Unfortunately, my construction crew has had a bout of serious illness, including pneumonia. It has allowed the slab to fully cure, and they should be ready to start the shell on Monday. It looks like we might be getting a young woman to work on it – she needs the job and the crew needs a fourth worker for the shell. It is good to help someone who we expect to be a good worker.
The big project in Sharon’s house is flea abatement – some rode home with the dogs a few weeks ago and have spread to the cats, too. We are trying various things, and researching online to find the best solution. At least the furry beasts are the only targets, no humans seem to have been bitten. This weekend is the next round of washing, sweeping, treating, and hoping for an end. We did read that fleas easily overwinter outdoors and that they live a lot longer than we realized, so the dog yard will be treated beyond waiting for a freeze.
My curtainless back bedroom faces the build site in the back meadow. I was rather surprised when a vehicle and a concrete truck pulled up well before 7, while it was still pitch black outside. We had not been told of the intended start time.
The pour started promptly, by the light of several vehicles’ headlights, tho it was light by the time I made it outside.

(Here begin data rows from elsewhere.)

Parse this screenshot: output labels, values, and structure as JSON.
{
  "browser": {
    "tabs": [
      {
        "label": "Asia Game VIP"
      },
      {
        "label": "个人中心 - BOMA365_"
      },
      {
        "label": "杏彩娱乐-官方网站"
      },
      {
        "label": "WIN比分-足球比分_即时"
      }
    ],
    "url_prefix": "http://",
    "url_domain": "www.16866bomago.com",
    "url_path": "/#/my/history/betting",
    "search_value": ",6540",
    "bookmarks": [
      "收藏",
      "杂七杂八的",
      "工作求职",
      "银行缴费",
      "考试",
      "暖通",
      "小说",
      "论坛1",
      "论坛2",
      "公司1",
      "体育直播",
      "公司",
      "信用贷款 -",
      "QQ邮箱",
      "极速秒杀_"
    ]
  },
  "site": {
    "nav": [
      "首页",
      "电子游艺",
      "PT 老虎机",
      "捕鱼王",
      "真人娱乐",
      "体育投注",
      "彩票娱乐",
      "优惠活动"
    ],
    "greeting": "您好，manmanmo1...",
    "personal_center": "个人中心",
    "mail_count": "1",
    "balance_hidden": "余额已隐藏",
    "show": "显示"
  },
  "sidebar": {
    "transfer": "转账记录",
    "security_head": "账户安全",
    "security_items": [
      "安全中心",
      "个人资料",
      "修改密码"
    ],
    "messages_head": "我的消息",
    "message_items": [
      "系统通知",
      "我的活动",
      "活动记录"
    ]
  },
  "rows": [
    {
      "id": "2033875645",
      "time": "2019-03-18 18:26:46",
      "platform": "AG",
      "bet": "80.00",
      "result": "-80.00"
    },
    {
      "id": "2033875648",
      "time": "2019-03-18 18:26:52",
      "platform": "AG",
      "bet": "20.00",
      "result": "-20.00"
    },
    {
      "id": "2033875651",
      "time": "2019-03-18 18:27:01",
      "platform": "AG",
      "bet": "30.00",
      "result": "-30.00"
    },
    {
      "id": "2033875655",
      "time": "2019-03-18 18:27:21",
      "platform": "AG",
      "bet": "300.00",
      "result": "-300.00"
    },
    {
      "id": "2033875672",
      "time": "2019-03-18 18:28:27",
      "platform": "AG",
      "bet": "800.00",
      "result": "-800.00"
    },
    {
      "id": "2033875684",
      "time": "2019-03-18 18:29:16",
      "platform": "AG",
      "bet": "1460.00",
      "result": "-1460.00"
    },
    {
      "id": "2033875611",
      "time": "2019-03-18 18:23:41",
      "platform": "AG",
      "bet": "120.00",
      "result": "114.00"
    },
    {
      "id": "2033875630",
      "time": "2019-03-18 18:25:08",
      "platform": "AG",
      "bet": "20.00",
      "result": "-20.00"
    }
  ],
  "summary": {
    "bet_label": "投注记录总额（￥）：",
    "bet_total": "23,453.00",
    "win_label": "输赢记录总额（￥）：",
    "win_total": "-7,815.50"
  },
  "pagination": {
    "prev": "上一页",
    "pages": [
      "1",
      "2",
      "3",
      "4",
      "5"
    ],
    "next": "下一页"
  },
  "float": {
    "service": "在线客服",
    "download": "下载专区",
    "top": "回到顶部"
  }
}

The pour and initial smoothing went quite rapidly. Our foreman was quite proud that we had exactly the right amount of yardage for the slab and a drainage fix in the front of the house.
The concrete finishers will return later today for the finishing touches. Donna plans to use the polished concrete as her floor, with an epoxy coating.
I had our crew install curtain rods in my bedroom before they left today. I should prefer not to be discovered while still abed.